WORK TO BE COMPLETED ▸
Search the material for the string "duration", then show every line where it turns up.
SUPPLIED RECORDS Block Start
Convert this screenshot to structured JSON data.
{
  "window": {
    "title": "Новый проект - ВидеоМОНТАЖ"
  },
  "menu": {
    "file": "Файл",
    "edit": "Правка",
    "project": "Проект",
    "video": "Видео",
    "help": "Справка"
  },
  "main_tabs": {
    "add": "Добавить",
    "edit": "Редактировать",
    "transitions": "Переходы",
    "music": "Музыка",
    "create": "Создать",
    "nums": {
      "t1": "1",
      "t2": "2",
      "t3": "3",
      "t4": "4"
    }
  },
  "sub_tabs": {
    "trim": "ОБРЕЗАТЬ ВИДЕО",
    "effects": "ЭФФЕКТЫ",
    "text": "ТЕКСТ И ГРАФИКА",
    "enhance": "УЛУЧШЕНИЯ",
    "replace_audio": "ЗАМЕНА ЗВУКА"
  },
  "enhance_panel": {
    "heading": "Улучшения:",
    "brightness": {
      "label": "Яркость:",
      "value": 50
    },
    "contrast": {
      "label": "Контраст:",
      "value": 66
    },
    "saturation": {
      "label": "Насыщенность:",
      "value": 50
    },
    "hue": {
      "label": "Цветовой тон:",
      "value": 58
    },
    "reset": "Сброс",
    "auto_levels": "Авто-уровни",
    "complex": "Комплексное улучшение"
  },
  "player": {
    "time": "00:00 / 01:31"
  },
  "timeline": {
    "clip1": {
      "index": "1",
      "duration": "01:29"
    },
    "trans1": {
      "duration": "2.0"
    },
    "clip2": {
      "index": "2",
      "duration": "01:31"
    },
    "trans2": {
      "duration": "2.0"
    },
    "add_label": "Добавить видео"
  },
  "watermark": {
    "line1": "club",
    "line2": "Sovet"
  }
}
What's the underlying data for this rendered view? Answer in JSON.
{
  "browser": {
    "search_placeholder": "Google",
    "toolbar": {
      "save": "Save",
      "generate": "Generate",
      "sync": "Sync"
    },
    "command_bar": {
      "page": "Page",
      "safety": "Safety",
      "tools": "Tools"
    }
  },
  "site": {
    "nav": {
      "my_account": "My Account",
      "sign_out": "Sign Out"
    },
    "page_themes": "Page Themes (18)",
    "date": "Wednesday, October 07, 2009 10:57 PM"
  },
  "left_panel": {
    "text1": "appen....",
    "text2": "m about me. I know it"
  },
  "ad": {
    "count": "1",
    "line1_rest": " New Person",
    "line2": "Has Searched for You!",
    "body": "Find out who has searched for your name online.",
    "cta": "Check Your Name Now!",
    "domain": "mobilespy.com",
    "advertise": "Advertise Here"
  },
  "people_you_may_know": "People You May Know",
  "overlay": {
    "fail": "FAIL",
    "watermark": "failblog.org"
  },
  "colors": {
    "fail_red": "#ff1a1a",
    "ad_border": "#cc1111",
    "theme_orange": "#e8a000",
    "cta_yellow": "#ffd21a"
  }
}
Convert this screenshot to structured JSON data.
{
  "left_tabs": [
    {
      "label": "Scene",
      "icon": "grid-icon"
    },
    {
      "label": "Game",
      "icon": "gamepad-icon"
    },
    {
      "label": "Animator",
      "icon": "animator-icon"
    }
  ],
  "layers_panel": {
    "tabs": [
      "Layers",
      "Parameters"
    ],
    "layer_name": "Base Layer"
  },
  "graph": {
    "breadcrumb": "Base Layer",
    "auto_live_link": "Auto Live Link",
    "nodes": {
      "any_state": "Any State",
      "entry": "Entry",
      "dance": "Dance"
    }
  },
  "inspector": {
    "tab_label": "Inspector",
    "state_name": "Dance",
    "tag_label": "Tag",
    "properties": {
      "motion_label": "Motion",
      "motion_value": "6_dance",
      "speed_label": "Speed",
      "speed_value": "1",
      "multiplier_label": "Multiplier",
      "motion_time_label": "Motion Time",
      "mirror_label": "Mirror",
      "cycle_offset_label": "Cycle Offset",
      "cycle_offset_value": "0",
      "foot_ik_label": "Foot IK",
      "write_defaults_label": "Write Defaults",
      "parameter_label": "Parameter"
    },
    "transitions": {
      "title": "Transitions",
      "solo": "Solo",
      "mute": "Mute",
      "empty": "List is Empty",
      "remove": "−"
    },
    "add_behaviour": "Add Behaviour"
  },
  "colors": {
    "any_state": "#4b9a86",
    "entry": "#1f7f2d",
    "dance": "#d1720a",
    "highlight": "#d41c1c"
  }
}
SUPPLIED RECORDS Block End
ANSWER AREA ▸
      "duration": "01:29"
      "duration": "2.0"
      "duration": "01:31"
      "duration": "2.0"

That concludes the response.